There's Matty and Tony Blair, who me an Bill has took into our keepin' soon as we get to the city; an' now here comes a Yorke hunchback, an' a Yorke blind, an' a Yorke sick baby, all sudden like; an' I say that's pretty hard on the ole captain. I like the captain firstrate, I do, Miss Milly; an' I don't like to see him put upon that way.

The dog, who had been asleep beside the fire, started up, came over to James, laid his white head on his knee and whimpered, with an appealing look in his brown eyes, which were turned toward the young man's face. Almost immediately Mrs. Blair entered the room. She was very pale. "Doctor Gordon sent me down for the brandy," she said abruptly.

He was so white around his lips that Robert Ferguson knew that for a moment his body shared the awful astonishment of his soul. "There's some whiskey over there," he said, nodding toward a side table. David shook his head. Then, still shuddering with that dreadful sickness, he spoke. "She ... has married Blair? Blair?" he repeated, uncomprehendingly.

"To whom are you speaking, sir?" she replied in a stiff, strange voice, assumed, I felt sure, for the occasion. She was so closely veiled that I could not see her face, but it was the same figure, the same costume, the same air. Lady Blackadder that was, Mrs. Blair as she now chose to call herself, I could have sworn to her among a thousand. "It won't do, madame," I insisted.

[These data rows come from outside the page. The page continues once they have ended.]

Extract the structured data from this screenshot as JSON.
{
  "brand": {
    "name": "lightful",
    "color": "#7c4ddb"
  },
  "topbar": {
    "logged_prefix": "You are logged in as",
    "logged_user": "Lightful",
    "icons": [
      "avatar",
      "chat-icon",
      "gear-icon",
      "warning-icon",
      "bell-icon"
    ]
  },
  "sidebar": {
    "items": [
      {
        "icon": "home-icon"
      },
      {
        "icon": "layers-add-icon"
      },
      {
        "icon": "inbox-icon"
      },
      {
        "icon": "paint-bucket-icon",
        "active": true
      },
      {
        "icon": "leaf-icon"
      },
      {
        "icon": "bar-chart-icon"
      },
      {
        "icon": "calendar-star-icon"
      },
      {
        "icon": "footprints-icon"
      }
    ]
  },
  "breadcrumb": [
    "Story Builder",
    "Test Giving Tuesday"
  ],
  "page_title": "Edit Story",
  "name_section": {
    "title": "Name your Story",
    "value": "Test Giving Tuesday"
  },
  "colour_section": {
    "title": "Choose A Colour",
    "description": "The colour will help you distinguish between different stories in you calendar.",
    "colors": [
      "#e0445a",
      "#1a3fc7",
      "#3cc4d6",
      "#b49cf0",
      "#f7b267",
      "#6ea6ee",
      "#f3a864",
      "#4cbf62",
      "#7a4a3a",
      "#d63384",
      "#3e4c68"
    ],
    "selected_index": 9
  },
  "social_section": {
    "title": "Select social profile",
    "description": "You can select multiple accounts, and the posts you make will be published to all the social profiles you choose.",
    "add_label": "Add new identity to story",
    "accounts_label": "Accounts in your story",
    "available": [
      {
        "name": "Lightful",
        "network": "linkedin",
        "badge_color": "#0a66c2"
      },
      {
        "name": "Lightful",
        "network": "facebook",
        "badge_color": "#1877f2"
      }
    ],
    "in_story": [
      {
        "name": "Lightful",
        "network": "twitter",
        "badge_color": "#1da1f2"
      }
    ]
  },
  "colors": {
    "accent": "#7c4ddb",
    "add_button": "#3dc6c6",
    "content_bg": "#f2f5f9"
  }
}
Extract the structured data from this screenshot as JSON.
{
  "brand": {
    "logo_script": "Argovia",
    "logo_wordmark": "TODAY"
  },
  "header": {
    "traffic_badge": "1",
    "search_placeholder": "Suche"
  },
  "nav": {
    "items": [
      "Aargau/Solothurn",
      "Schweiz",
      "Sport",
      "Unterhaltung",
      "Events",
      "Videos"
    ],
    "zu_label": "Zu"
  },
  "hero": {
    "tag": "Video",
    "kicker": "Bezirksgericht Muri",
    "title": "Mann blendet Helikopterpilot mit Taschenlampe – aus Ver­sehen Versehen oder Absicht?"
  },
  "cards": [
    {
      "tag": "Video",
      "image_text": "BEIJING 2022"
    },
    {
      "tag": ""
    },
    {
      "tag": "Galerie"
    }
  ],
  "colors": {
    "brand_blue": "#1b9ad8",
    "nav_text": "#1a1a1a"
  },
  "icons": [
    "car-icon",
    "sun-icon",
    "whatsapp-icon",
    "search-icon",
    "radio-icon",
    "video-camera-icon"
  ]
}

General William S. Harvey was in command of the Department of Missouri, and resided in his own house, on Fourth Street, below Market; and there were five or six companies of United States troops in the arsenal, commanded by Captain N. Lyon; throughout the city, there had been organized, almost exclusively out of the German part of the population, four or five regiments of "Home Guards," with which movement Frank Blair, B. Gratz Brown, John M. Schofield, Clinton B. Fisk, and others, were most active on the part of the national authorities.

The right wing was composed of the Fifteenth Corps, Major-General P. J. Osterhaus commanding, and the Seventeenth Corps, Major-General Frank P. Blair commanding. The left wing was composed of the Fourteenth Corps, Major-General Jefferson C. Davis commanding, and the Twentieth Corps, Brigadier-General A. S. Williams commanding.

The residence of Hon. Montgomery Blair was within the line occupied by the confederates, and we heard that the fine mansion had been the scene of plunder and destruction, in revenge, as the rebels declared, for havoc wrought by our troops in Virginia. The principal force of the enemy seemed to be in front of Fort Stevens, and here it was determined to give them battle.

Mrs. Blair interpreted the message, and rose to the occasion with the vigor of the intellectually great. "Mis' Mitchell," she said, clearly, "I may be queer in my notions, but it makes me as nervous as a witch to have anybody hollerin' out o' my winders. I don't care whether it's company nor whether it's my own folks.

Richie had demanded Elizabeth's head upon a charger, Blair would have rejoiced to offer it. But this serene and gentle woman was far too wise to wring any promise from the boy, although, indeed, she had no opportunity, for at that moment Mr. Ferguson knocked on the green door between the two gardens and asked if he might come in and smoke his cigar in his neighbor's garden.